▸ **Supplied records**
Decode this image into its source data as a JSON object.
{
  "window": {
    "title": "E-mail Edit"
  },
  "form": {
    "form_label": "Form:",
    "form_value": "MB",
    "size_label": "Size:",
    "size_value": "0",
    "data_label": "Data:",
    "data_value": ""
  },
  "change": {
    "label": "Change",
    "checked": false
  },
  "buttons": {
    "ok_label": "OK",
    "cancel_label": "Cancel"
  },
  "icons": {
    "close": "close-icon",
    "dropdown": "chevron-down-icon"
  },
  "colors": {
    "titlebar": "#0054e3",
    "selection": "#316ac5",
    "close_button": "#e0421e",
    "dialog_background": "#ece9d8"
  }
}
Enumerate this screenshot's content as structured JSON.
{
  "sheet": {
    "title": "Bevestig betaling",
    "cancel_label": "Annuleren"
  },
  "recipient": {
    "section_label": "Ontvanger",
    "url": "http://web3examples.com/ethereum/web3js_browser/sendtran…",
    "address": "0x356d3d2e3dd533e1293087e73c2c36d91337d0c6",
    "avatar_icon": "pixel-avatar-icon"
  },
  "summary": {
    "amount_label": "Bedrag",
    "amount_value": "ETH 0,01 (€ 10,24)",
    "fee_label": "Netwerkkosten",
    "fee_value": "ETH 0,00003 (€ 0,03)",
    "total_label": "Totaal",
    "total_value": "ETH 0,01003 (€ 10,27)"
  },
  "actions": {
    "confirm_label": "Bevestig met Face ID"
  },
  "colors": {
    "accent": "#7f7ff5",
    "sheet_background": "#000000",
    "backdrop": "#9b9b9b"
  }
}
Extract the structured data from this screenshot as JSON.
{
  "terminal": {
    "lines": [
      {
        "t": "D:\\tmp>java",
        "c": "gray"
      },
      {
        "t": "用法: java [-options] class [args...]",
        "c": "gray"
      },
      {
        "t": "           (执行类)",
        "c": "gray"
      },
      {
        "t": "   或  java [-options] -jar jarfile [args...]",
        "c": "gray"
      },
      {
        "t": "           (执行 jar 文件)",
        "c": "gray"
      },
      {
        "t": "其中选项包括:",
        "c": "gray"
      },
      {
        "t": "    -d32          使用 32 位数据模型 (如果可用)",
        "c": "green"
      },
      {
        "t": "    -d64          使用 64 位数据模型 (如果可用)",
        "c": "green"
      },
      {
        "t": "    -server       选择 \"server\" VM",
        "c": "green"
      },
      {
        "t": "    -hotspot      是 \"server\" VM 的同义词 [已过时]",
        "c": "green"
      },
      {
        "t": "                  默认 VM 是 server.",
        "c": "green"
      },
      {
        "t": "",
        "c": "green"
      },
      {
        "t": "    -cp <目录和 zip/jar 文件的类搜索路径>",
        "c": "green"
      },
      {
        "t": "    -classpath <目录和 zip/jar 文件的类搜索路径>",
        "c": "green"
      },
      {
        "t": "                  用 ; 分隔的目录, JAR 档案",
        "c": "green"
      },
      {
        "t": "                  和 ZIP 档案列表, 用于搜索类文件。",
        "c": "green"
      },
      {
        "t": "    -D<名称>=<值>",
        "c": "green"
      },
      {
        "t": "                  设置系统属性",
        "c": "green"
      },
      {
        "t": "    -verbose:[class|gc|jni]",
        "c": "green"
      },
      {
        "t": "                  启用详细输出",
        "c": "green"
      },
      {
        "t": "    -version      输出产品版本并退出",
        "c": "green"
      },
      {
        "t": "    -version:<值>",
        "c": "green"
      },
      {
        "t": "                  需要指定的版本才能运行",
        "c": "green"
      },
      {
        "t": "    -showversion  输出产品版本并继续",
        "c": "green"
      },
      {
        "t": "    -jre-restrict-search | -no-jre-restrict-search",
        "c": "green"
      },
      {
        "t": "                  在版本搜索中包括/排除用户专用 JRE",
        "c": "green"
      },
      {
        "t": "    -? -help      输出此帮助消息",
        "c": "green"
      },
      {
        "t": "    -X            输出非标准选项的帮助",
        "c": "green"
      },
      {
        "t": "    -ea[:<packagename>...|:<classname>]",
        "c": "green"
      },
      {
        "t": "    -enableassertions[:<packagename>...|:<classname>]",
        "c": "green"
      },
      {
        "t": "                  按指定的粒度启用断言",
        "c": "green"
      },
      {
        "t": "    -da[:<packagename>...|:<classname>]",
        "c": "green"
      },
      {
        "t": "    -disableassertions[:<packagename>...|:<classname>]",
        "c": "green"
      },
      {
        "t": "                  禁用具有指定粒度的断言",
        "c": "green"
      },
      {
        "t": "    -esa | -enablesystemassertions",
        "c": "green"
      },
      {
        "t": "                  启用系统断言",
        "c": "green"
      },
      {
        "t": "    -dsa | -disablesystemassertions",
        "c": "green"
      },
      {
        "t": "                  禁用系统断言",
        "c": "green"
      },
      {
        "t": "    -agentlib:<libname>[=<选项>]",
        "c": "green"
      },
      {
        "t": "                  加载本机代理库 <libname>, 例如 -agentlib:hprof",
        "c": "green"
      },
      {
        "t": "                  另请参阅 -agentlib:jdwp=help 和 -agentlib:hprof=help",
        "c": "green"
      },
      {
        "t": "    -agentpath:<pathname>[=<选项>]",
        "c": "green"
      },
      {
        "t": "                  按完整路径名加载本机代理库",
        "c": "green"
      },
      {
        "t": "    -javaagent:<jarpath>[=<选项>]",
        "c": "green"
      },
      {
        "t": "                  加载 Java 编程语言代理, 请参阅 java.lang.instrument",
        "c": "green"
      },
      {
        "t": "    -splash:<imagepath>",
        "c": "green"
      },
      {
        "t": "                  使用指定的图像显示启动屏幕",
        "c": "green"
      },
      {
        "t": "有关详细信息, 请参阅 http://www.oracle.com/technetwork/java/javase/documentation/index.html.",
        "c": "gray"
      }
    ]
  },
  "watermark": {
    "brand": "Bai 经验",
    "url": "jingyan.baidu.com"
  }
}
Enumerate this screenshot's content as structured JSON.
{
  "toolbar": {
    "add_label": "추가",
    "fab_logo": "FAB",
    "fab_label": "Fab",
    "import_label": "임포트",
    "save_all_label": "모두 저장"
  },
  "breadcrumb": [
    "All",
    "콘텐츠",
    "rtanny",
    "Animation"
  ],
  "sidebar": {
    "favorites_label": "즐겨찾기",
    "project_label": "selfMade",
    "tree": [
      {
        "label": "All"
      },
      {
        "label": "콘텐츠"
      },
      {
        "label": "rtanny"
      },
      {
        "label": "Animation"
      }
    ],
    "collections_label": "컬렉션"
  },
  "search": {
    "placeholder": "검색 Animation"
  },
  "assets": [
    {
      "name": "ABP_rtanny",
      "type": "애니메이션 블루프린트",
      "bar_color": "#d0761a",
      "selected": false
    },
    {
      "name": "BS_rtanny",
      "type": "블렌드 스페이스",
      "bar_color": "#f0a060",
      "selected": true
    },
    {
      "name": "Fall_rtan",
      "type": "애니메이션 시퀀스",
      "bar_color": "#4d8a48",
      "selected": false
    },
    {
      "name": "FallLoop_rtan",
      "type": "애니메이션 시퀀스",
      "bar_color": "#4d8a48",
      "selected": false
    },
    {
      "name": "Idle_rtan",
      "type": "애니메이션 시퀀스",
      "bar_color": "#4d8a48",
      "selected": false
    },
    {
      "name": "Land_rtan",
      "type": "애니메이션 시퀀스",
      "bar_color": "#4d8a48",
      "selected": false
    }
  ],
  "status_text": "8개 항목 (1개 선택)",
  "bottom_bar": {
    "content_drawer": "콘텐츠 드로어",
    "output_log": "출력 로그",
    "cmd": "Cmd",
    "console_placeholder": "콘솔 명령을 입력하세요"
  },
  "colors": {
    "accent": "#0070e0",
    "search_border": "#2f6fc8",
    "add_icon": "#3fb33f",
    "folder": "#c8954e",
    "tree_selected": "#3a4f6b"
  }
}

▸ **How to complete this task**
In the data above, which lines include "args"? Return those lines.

▸ **Result of this exercise**
        "t": "用法: java [-options] class [args...]",
        "t": "   或  java [-options] -jar jarfile [args...]",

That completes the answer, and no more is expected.